Public transport ridership hits new high except taxi trips
Commuters made more trips by buses, trains and private-hire vehicles last year but continued to shy away from taxis.
According to the latest statistics from the Land Transport Authority (LTA), bus ridership grew by 1.5 per cent to a daily average of 4,099,000 last year, while train ridership grew by 2.6 per cent to 3,592,000.
Combined, they pushed public transport ridership to yet another record of 7,691,000 trips a day - a rise of 2 per cent, or 153,000 a day. It was the 15th consecutive year of growth.
The train ridership increase came on the back of an expanded network, while the rise in bus patronage was fuelled by more buses and higher service frequency under the bus contracting model.
Observers also pointed to Singapore's growing population as a major component behind the ridership growth.
Its population grew by 1.2 per cent, or 64,900 people, to 5.7 million last year.
Assuming half of them took public transport and made an average of four trips a day, that adds up to an additional 129,800 trips - or the bulk of the ridership increase reported by the LTA.
FEWER TAXI TRIPS
Taxi trips fell by 13.5 per cent to 353,000 a day, while private-hire vehicle trips rose by 20.7 per cent to 419,000 a day.
Together, these point-to-point trips amounted to 772,000 a day, up 2.3 per cent from 755,000 in 2018.
These trips outnumber LRT trips, which are included in train trips, by more than three to one.
LRT trips averaged 208,000 a day last year, up 4.5 per cent from the year before.
Taxi trips have been on the decline since private-hire players entered the market from 2013.
When asked how the coronavirus outbreak has influenced ridership, the LTA said yesterday: "Public transport and point-to-point transport ridership typically declines around the Chinese New Year period, and this year is no exception."

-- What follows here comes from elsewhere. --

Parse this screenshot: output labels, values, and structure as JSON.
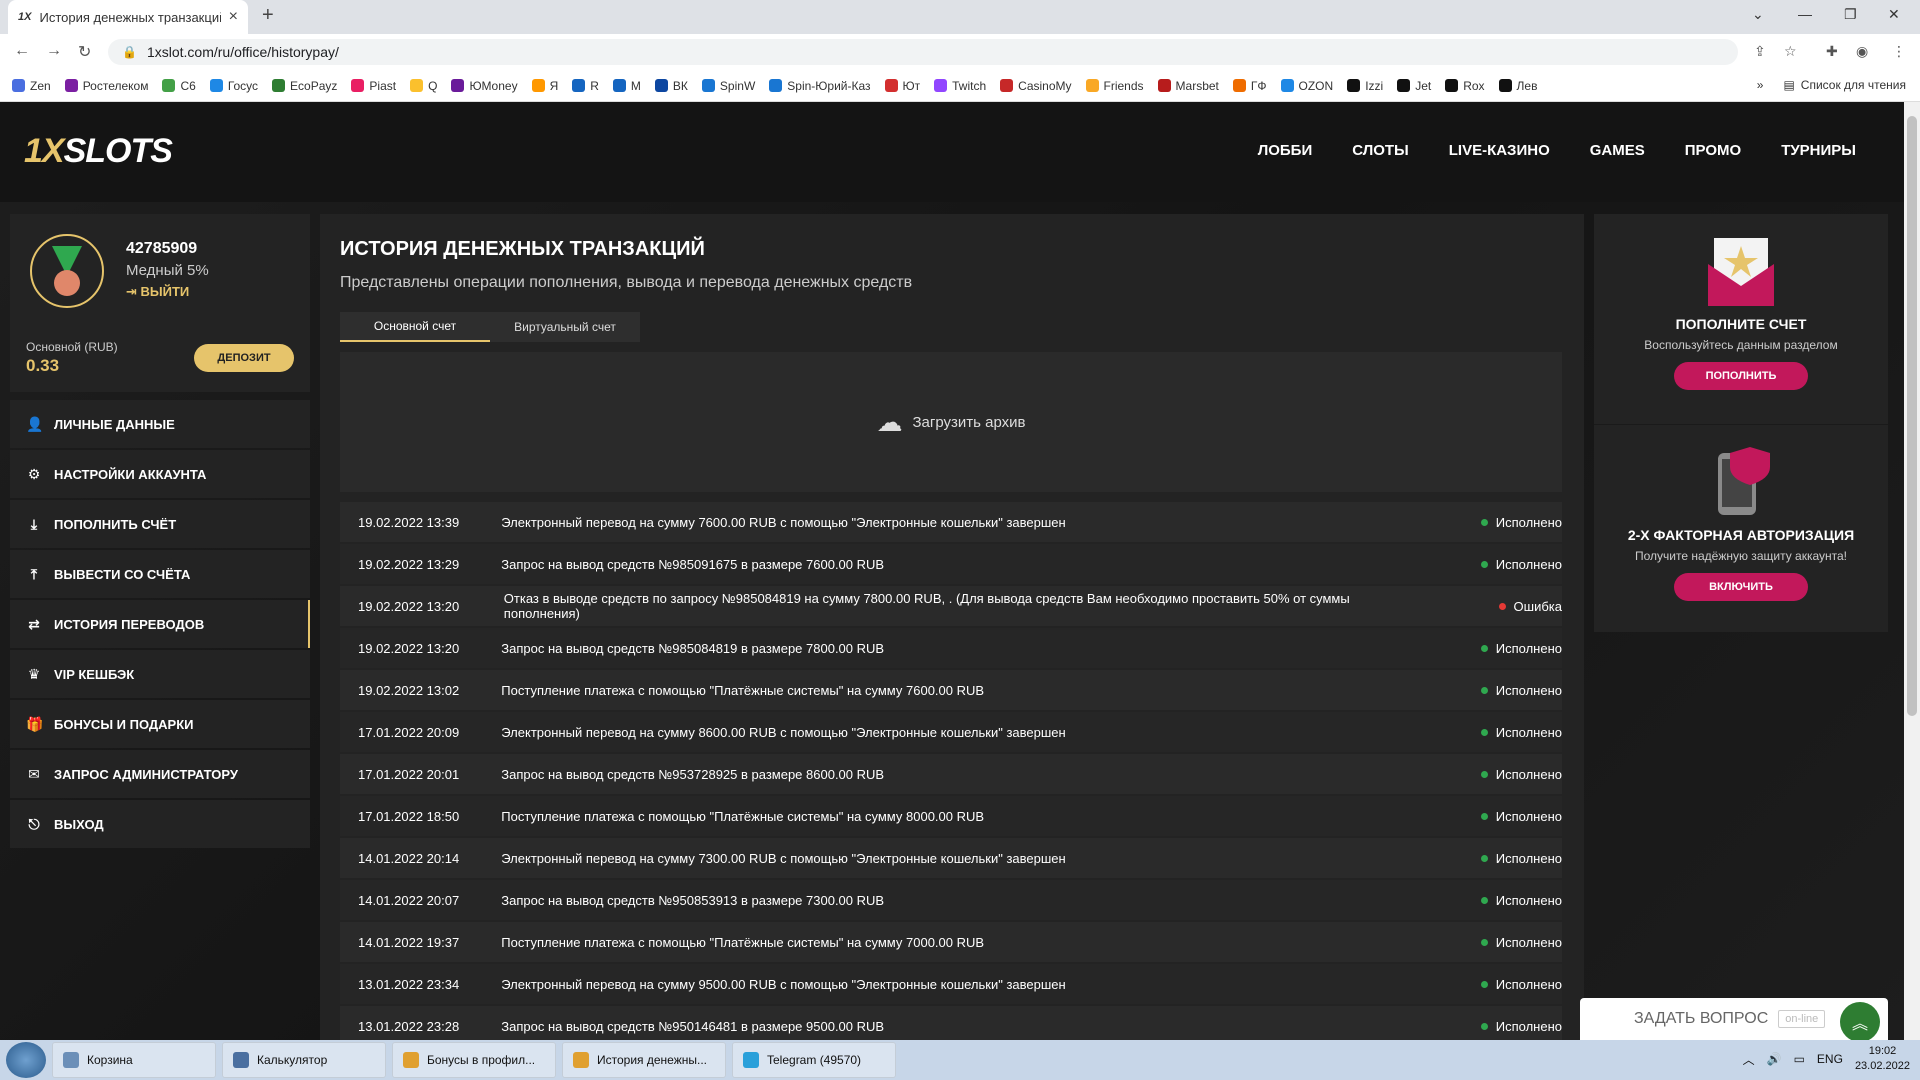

During the severe acute respiratory syndrome crisis in 2003, public transport ridership fell by as much as 30 per cent, significantly impacting the earnings of operators. - CHRISTOPHER TAN